Assigned task —
Tally the lines in the data below in which the word "Chinese" occurs, then give only the total.

[Exercise material — start]

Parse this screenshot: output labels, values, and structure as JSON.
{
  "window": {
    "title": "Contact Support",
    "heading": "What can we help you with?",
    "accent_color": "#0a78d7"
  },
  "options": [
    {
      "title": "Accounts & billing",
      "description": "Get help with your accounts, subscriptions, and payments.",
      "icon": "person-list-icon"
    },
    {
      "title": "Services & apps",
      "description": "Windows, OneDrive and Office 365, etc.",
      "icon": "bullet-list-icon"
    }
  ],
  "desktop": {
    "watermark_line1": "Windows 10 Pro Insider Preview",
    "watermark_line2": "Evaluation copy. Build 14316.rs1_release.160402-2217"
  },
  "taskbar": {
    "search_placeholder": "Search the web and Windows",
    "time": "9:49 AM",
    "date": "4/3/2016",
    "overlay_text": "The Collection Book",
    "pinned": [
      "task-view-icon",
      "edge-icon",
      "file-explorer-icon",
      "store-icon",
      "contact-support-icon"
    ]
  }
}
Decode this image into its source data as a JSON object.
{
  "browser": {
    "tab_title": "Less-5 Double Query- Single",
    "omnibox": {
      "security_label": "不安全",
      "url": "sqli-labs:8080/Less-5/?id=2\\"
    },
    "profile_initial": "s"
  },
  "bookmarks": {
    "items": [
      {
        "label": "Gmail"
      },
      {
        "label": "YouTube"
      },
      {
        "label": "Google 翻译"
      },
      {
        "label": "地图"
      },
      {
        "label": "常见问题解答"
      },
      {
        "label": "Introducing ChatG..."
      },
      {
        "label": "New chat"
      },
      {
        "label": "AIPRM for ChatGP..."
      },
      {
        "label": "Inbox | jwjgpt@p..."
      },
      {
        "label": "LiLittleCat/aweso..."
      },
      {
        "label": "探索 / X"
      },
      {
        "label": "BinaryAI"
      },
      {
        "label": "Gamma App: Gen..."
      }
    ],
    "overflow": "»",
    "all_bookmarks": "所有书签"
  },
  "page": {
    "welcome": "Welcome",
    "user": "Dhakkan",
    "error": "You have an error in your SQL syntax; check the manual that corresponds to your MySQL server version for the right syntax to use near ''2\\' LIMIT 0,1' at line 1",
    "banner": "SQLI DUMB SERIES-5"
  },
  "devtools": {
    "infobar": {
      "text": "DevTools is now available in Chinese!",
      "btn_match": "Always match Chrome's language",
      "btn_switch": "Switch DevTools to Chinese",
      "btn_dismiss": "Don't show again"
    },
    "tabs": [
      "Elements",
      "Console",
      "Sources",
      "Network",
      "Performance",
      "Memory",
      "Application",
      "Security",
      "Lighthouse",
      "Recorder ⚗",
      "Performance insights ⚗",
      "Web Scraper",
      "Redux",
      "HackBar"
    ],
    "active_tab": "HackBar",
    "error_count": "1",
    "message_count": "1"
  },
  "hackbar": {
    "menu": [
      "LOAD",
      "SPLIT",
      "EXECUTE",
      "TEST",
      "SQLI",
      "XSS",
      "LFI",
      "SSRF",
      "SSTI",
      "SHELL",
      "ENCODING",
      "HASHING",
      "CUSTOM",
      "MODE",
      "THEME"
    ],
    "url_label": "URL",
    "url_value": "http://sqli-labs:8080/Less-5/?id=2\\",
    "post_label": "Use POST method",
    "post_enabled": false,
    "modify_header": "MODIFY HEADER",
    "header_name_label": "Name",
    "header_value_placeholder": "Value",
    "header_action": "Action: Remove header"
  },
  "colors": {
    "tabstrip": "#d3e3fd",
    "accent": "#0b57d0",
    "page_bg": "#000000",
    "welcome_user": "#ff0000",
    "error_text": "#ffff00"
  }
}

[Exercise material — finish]

Task response —
2